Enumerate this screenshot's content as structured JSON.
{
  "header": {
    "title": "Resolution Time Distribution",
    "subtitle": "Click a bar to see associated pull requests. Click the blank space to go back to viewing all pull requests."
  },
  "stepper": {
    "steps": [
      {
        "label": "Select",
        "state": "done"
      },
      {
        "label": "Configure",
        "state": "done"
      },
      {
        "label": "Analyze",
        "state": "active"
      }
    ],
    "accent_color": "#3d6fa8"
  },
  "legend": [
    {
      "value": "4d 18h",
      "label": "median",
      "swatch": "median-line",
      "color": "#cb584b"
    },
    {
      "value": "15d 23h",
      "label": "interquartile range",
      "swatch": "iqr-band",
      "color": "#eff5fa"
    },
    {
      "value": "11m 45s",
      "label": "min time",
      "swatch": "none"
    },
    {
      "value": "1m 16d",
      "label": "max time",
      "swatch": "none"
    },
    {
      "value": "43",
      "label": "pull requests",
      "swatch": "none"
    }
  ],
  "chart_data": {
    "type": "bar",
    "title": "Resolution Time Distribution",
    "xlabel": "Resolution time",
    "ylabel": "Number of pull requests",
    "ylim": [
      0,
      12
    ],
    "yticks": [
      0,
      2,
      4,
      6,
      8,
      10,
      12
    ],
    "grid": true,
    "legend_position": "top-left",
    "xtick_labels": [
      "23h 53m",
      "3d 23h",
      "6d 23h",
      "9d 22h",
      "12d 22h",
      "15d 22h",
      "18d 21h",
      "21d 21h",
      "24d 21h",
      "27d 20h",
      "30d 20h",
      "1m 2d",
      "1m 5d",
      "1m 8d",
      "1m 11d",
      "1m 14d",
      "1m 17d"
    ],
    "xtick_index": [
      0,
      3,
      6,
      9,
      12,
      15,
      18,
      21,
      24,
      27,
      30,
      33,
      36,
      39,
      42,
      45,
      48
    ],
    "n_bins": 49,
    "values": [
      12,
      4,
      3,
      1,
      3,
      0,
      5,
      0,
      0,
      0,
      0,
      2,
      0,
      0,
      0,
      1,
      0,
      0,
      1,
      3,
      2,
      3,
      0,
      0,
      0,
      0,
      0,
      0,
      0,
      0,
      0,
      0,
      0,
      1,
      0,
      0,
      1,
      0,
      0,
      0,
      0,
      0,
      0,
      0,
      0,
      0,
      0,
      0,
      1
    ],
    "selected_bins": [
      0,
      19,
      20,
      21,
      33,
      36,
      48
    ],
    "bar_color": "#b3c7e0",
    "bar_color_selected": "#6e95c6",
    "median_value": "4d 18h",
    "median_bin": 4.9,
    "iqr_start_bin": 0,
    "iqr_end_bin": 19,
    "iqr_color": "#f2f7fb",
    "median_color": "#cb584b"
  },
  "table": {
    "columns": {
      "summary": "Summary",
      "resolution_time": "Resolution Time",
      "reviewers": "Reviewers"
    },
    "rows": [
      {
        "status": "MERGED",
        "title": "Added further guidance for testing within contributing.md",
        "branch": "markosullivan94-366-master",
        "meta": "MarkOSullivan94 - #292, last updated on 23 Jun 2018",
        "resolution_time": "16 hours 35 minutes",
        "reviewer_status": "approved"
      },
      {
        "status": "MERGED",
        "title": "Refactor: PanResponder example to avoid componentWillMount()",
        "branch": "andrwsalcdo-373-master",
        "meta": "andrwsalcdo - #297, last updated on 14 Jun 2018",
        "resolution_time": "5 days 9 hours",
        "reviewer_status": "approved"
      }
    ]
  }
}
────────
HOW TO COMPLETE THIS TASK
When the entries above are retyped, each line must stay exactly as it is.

REPLY
Enumerate this screenshot's content as structured JSON.
{
  "header": {
    "title": "Resolution Time Distribution",
    "subtitle": "Click a bar to see associated pull requests. Click the blank space to go back to viewing all pull requests."
  },
  "stepper": {
    "steps": [
      {
        "label": "Select",
        "state": "done"
      },
      {
        "label": "Configure",
        "state": "done"
      },
      {
        "label": "Analyze",
        "state": "active"
      }
    ],
    "accent_color": "#3d6fa8"
  },
  "legend": [
    {
      "value": "4d 18h",
      "label": "median",
      "swatch": "median-line",
      "color": "#cb584b"
    },
    {
      "value": "15d 23h",
      "label": "interquartile range",
      "swatch": "iqr-band",
      "color": "#eff5fa"
    },
    {
      "value": "11m 45s",
      "label": "min time",
      "swatch": "none"
    },
    {
      "value": "1m 16d",
      "label": "max time",
      "swatch": "none"
    },
    {
      "value": "43",
      "label": "pull requests",
      "swatch": "none"
    }
  ],
  "chart_data": {
    "type": "bar",
    "title": "Resolution Time Distribution",
    "xlabel": "Resolution time",
    "ylabel": "Number of pull requests",
    "ylim": [
      0,
      12
    ],
    "yticks": [
      0,
      2,
      4,
      6,
      8,
      10,
      12
    ],
    "grid": true,
    "legend_position": "top-left",
    "xtick_labels": [
      "23h 53m",
      "3d 23h",
      "6d 23h",
      "9d 22h",
      "12d 22h",
      "15d 22h",
      "18d 21h",
      "21d 21h",
      "24d 21h",
      "27d 20h",
      "30d 20h",
      "1m 2d",
      "1m 5d",
      "1m 8d",
      "1m 11d",
      "1m 14d",
      "1m 17d"
    ],
    "xtick_index": [
      0,
      3,
      6,
      9,
      12,
      15,
      18,
      21,
      24,
      27,
      30,
      33,
      36,
      39,
      42,
      45,
      48
    ],
    "n_bins": 49,
    "values": [
      12,
      4,
      3,
      1,
      3,
      0,
      5,
      0,
      0,
      0,
      0,
      2,
      0,
      0,
      0,
      1,
      0,
      0,
      1,
      3,
      2,
      3,
      0,
      0,
      0,
      0,
      0,
      0,
      0,
      0,
      0,
      0,
      0,
      1,
      0,
      0,
      1,
      0,
      0,
      0,
      0,
      0,
      0,
      0,
      0,
      0,
      0,
      0,
      1
    ],
    "selected_bins": [
      0,
      19,
      20,
      21,
      33,
      36,
      48
    ],
    "bar_color": "#b3c7e0",
    "bar_color_selected": "#6e95c6",
    "median_value": "4d 18h",
    "median_bin": 4.9,
    "iqr_start_bin": 0,
    "iqr_end_bin": 19,
    "iqr_color": "#f2f7fb",
    "median_color": "#cb584b"
  },
  "table": {
    "columns": {
      "summary": "Summary",
      "resolution_time": "Resolution Time",
      "reviewers": "Reviewers"
    },
    "rows": [
      {
        "status": "MERGED",
        "title": "Added further guidance for testing within contributing.md",
        "branch": "markosullivan94-366-master",
        "meta": "MarkOSullivan94 - #292, last updated on 23 Jun 2018",
        "resolution_time": "16 hours 35 minutes",
        "reviewer_status": "approved"
      },
      {
        "status": "MERGED",
        "title": "Refactor: PanResponder example to avoid componentWillMount()",
        "branch": "andrwsalcdo-373-master",
        "meta": "andrwsalcdo - #297, last updated on 14 Jun 2018",
        "resolution_time": "5 days 9 hours",
        "reviewer_status": "approved"
      }
    ]
  }
}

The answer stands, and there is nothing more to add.